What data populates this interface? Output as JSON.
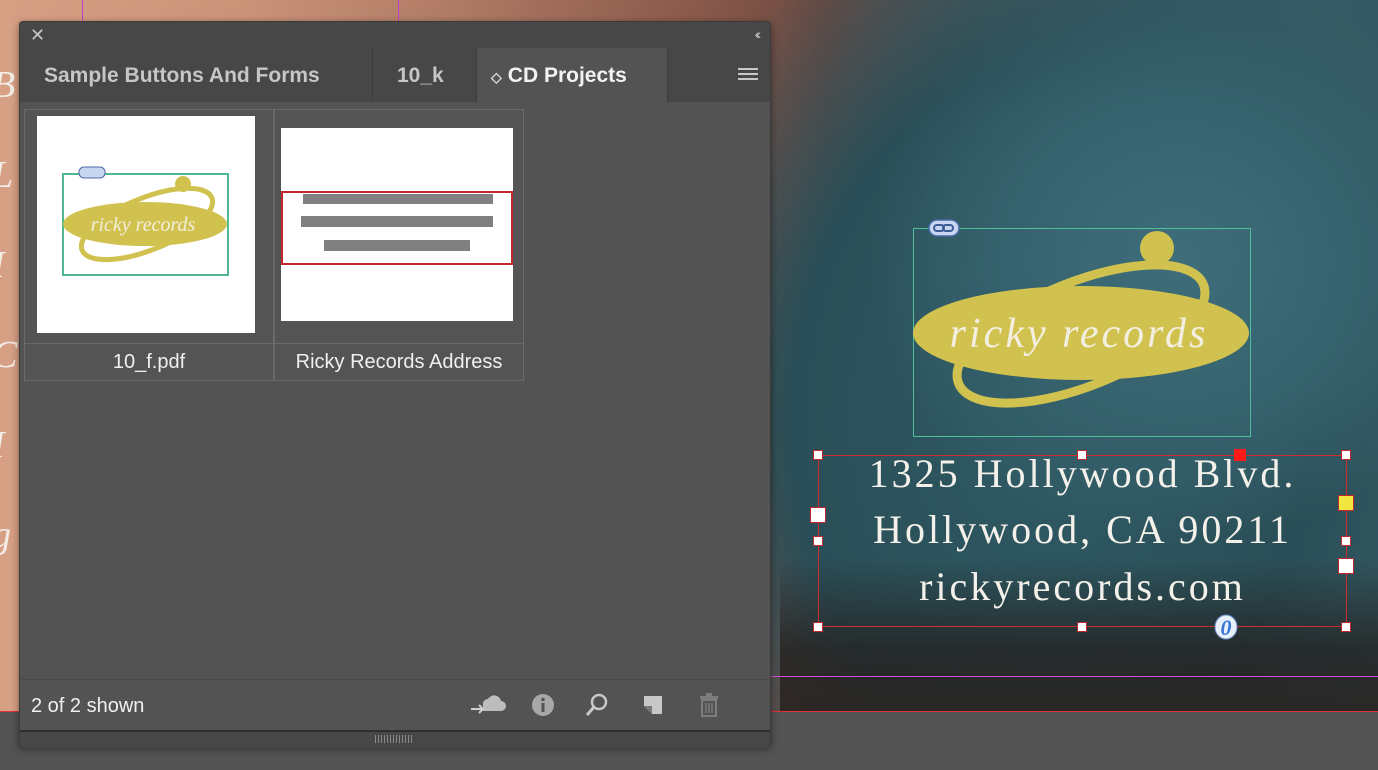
{
  "panel": {
    "tabs": [
      {
        "label": "Sample Buttons And Forms"
      },
      {
        "label": "10_k"
      },
      {
        "label": "CD Projects",
        "active": true
      }
    ],
    "items": [
      {
        "label": "10_f.pdf",
        "logo_text": "ricky records"
      },
      {
        "label": "Ricky Records Address"
      }
    ],
    "status": "2 of 2 shown",
    "icons": [
      "close-icon",
      "collapse-icon",
      "panel-menu-icon",
      "cloud-upload-icon",
      "info-icon",
      "search-icon",
      "new-item-icon",
      "trash-icon"
    ]
  },
  "canvas": {
    "logo_text": "ricky records",
    "address": {
      "line1": "1325 Hollywood Blvd.",
      "line2": "Hollywood, CA 90211",
      "line3": "rickyrecords.com"
    },
    "colors": {
      "logo_yellow": "#d1c24f",
      "frame_red": "#d12a2a",
      "frame_green": "#4fbf9a"
    }
  }
}
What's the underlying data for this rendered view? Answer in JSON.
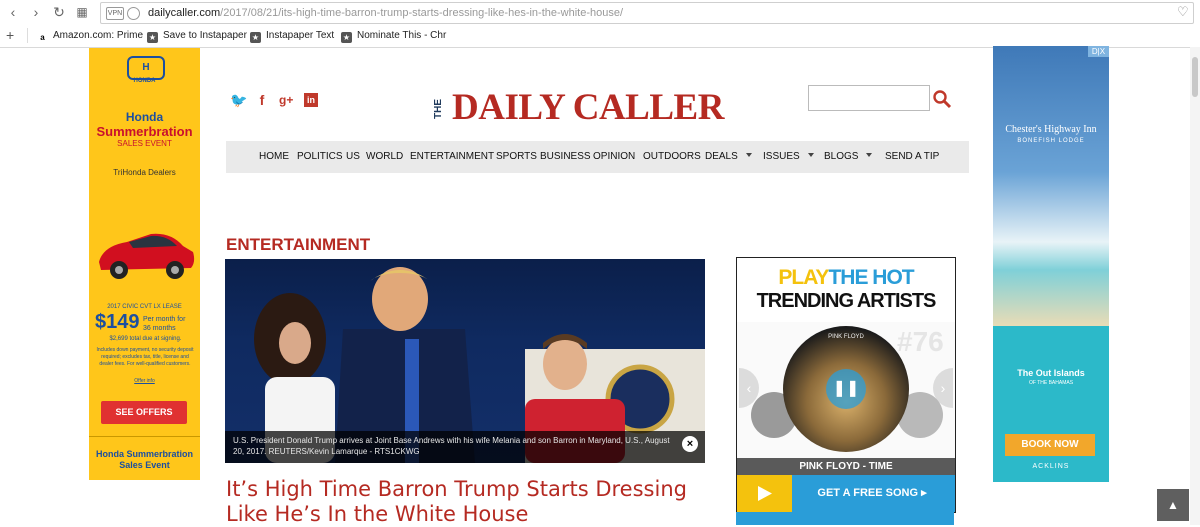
{
  "browser": {
    "url_host": "dailycaller.com",
    "url_path": "/2017/08/21/its-high-time-barron-trump-starts-dressing-like-hes-in-the-white-house/",
    "vpn_badge": "VPN",
    "bookmarks": [
      "Amazon.com: Prime",
      "Save to Instapaper",
      "Instapaper Text",
      "Nominate This - Chr"
    ]
  },
  "left_ad": {
    "brand": "HONDA",
    "headline_1": "Honda",
    "headline_2": "Summerbration",
    "headline_3": "SALES EVENT",
    "dealer": "TriHonda Dealers",
    "model": "2017 CIVIC CVT LX LEASE",
    "price": "$149",
    "price_terms_1": "Per month for",
    "price_terms_2": "36 months",
    "due": "$2,699 total due at signing.",
    "fine_print": "Includes down payment, no security deposit required; excludes tax, title, license and dealer fees. For well-qualified customers.",
    "offer_info": "Offer info",
    "cta": "SEE OFFERS",
    "footer": "Honda Summerbration Sales Event"
  },
  "right_ad": {
    "top_name": "Chester's Highway Inn",
    "top_sub": "BONEFISH LODGE",
    "brand_1": "The Out Islands",
    "brand_2": "OF THE BAHAMAS",
    "cta": "BOOK NOW",
    "footer": "ACKLINS",
    "adchoices": "D|X"
  },
  "site": {
    "logo_the": "THE",
    "logo_name": "DAILY CALLER",
    "social": [
      "twitter-icon",
      "facebook-icon",
      "google-plus-icon",
      "linkedin-icon"
    ],
    "menu": [
      "HOME",
      "POLITICS",
      "US",
      "WORLD",
      "ENTERTAINMENT",
      "SPORTS",
      "BUSINESS",
      "OPINION",
      "OUTDOORS",
      "DEALS",
      "ISSUES",
      "BLOGS",
      "SEND A TIP"
    ]
  },
  "article": {
    "section": "ENTERTAINMENT",
    "caption": "U.S. President Donald Trump arrives at Joint Base Andrews with his wife Melania and son Barron in Maryland, U.S., August 20, 2017. REUTERS/Kevin Lamarque - RTS1CKWG",
    "caption_close": "×",
    "headline": "It’s High Time Barron Trump Starts Dressing Like He’s In the White House"
  },
  "widget": {
    "line1_a": "PLAY",
    "line1_b": "THE HOT",
    "line2": "TRENDING ARTISTS",
    "album_label": "PINK FLOYD",
    "album_number": "#76",
    "track": "PINK FLOYD - TIME",
    "cta": "GET A FREE SONG ▸"
  },
  "colors": {
    "brand_red": "#b52a22",
    "menu_bg": "#eaeaea",
    "honda_yellow": "#ffc61a",
    "widget_blue": "#2a9dd8",
    "widget_yellow": "#f4c20d"
  }
}
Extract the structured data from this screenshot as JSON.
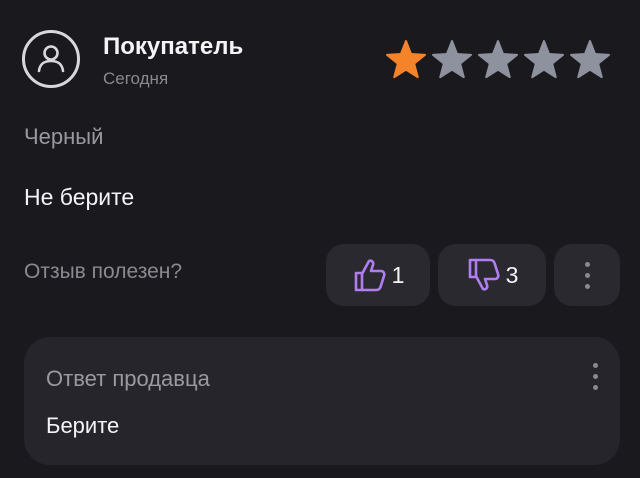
{
  "review": {
    "author": "Покупатель",
    "date": "Сегодня",
    "rating": 1,
    "max_rating": 5,
    "variant": "Черный",
    "text": "Не берите"
  },
  "helpful": {
    "label": "Отзыв полезен?",
    "likes": "1",
    "dislikes": "3"
  },
  "seller_reply": {
    "title": "Ответ продавца",
    "text": "Берите"
  },
  "colors": {
    "background": "#1a191e",
    "star_active": "#f5832a",
    "star_inactive": "#8e919e",
    "vote_icon": "#b07ef0"
  },
  "icons": {
    "avatar": "user-circle-icon",
    "like": "thumbs-up-icon",
    "dislike": "thumbs-down-icon",
    "more": "more-vertical-icon"
  }
}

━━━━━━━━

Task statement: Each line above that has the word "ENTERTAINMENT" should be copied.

Answer to the problem:
      "ENTERTAINMENT",
    "section": "ENTERTAINMENT",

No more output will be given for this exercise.